Kirby received his bachelor’s degree from Dartmouth, summa cum laude in history, in 1972, having also studied at the University of Mainz (Germany) and at Wellesley College during his undergraduate years. After a year’s graduate study at the Free University of Berlin, he undertook doctoral studies in history at Harvard and was awarded the Ph.D. in 1981. He was a student of Franklin L. Ford, himself a former Dean of FAS; John King Fairbank, the founder of modern Chinese studies at Harvard, for whom the Fairbank Center is named; and Philip A. Kuhn, now Francis Lee Higginson Professor of History and of East Asian Languages and Civilizations.
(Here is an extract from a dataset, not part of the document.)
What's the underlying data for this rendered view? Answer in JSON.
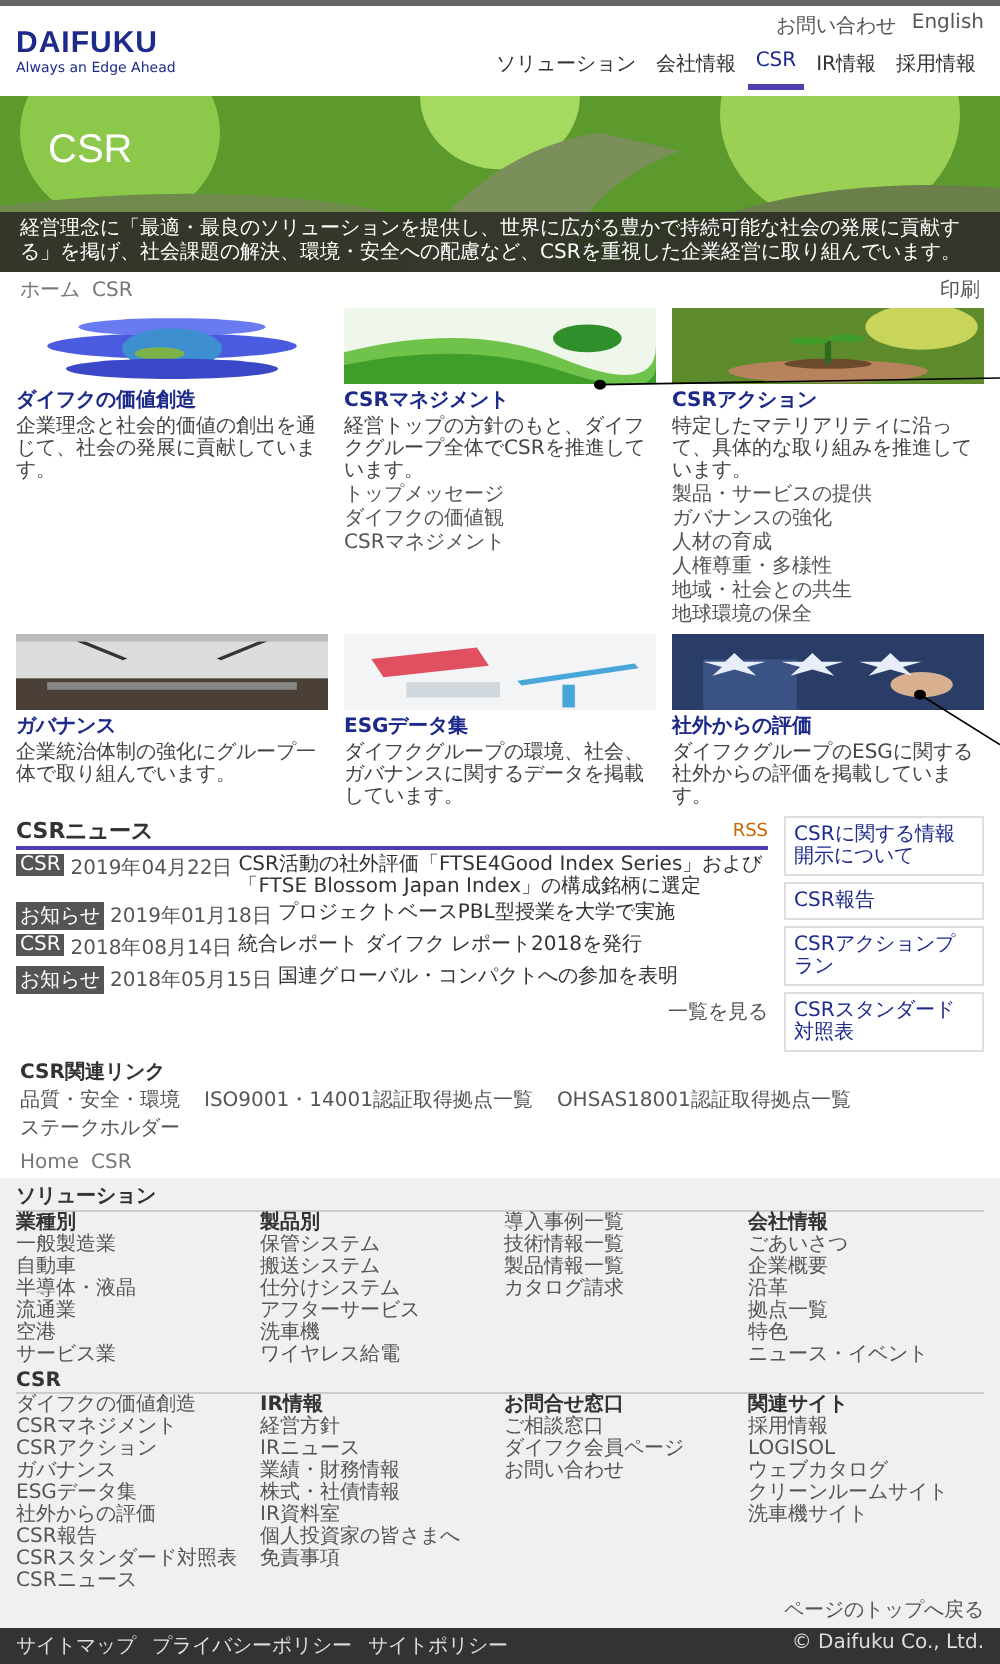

From 1980 to 1991, Kirby was a member of the history faculty at Washington University in St. Louis, rising to become Professor of History. There he held several positions of academic leadership, including director of the International Affairs Program (1983-88), director of Asian Studies (1988-91), and dean of University College (1988-91).
Kirby’s scholarship and teaching have focused on 20th century China. His books and articles explore China’s development in an international context, with work on such topics as Sino-European relations, the history of modern Chinese capitalism, the international socialist economy of the 1950s, and relations across the Taiwan Strait.
Kirby has taught the Core courses on “Contemporary China: The People’s Republic and Taiwan in the Modern World” and (with Peter K. Bol) “China: Traditions and Transformations,” which interprets 3,000 years of Chinese history. He has trained numerous doctoral students in modern Chinese history and has offered regular graduate seminars on the use of Chinese archives and the reading of documents of 20th century China. In addition, he has taught courses on China’s foreign economic and cultural relations, Chinese business history, and the role of science and technology in China’s relations with the West.
As Dean, he has remained active in China studies through graduate teaching, conferences, and publications. He led several conferences on the concept of the practice of “freedom” in China, culminating in the volume Realms of Freedom in Modern China (2004). Together with colleagues in China and Europe, he directed a series of recent conferences on China’s internationalization, whose products include the forthcoming China and the World: Internationalization, Internalization, and Externalization (2006). A third volume, Normalization of U.S.-China Relations: An International History (2006), edited with Robert Ross and Gong Li, grows out of a joint conference between Harvard’s Fairbank Center and the Central Party School in Beijing.
A frequent traveler to China, Kirby is an honorary visiting professor at both Beijing University and Nanjing University. He has also been a visiting professor at the University of Heidelberg and the Free University of Berlin. His research has been supported by grants from the National Endowment for the Humanities, the American Council of Learned Societies, and the Chiang Ching-kuo Foundation. He is a member of the American Academy of Arts and Sciences.